Where have the old games gone? The title of the post is a bit of a misnomer -- I do still see a decent collection of games at fleas, but they are increasingly at a stand/store dedicated to gaming rather than individual stands, where you could occasionally bag a find or two before. Between these flea stores and real gaming stores, I wonder if the increased "value" of used games, more accurately described as "ready money for used games," hasn't killed the game hunter's supply. That is, now people go trade in used games for nothing at EB rather than keep them in a box to put in their driveway.
Matt has an interesting story of being caught in a line at one such store hearing a lady trading in a GBA on an SP and being offered a price low enough that Matt himself had to consider beating it. Did she trade it in anyway? Value is now more about the "ready" in ready money, not absolute value.
Still, it's not like games have quite yet disappeared in spite of the efforts of GameTap and other virtual rare book rooms. Where are they going? More directly, what have EB and Rhino and friends done with the games they've taken out of circulation as unsellable? They 're sure not showing up at neighborhood yard sales like they used to.
What I think happens is that the flea market stall folks buy up all the garage sale games, around here at least.

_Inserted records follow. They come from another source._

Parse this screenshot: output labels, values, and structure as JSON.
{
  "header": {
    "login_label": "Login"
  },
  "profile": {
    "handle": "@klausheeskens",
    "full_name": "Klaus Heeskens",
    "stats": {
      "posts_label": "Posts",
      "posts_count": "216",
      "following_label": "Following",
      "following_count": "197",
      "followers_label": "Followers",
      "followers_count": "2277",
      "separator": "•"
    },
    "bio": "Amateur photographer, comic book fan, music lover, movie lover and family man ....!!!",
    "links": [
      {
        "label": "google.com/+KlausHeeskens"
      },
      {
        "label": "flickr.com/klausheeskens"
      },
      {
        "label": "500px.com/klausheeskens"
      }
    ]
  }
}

In support of Zachary's comment, I'd have to ask if you're in or near a major metropolis. Chances are that these sales are being cruised by resellers; some of them may even be making "pre-emptive strikes" (contacting people a day before the tag sale and offering a price on the lot).
Consider it a market top. I remember when vintage clothing became "hot" as well. The same story surfaced: initially, you easily found nice gear at the local Goodwill/Salvation Army. Eventually, the pros won out cos they were focused on constant scouring missions; I recall visiting a vintage shop in NYC in the mid-90s and seeing garbage bags full of "booty", and it was explained to me that they regularly recieved it from "agents" operating in the Tri-State periphery.
In sum, if you're really just a collector you might just have to wait till the vintage game market "corrects". This should happen soon enough; just wait.
Remember Funcoland? Their trade-in values were usurious at best, but they're more fair than what's being offered at Gamestop IMHO. I recall at least two incidents where I made a "sidewalk deal" with a stranger instead of either of us getting bent over by the for-profit store. I say "sidewalk" because their policy prohibited you from conducting such business in their store.
I really dislike Gamestop as a chain, but I'm confident that online distribution will eventually put them under. Unfortunately, the used media market would probably go down with them.
Zachary: nice Shiba! I've got a Jindo here with me, and he looks like your dog's tougher older brother.
The same story surfaced: initially, you easily found nice gear at the local Goodwill/Salvation Army. Eventually, the pros won out cos they were focused on constant scouring missions;
Still I wonder about yard sales. Sure, there were the requisite folk there that morning in their beat up yard sale hoppers (trucks) casing each joint, but I don't *think* they were rounding up games for EB. I understand why the fleas have changed a bit -- that's why the title is partial a misnomer -- but is it that "ready money" is sucking up all of the household games? That is, is the scarcity at the 'Army & Goodwill also part of the new value [thanks to EB et al] of used games?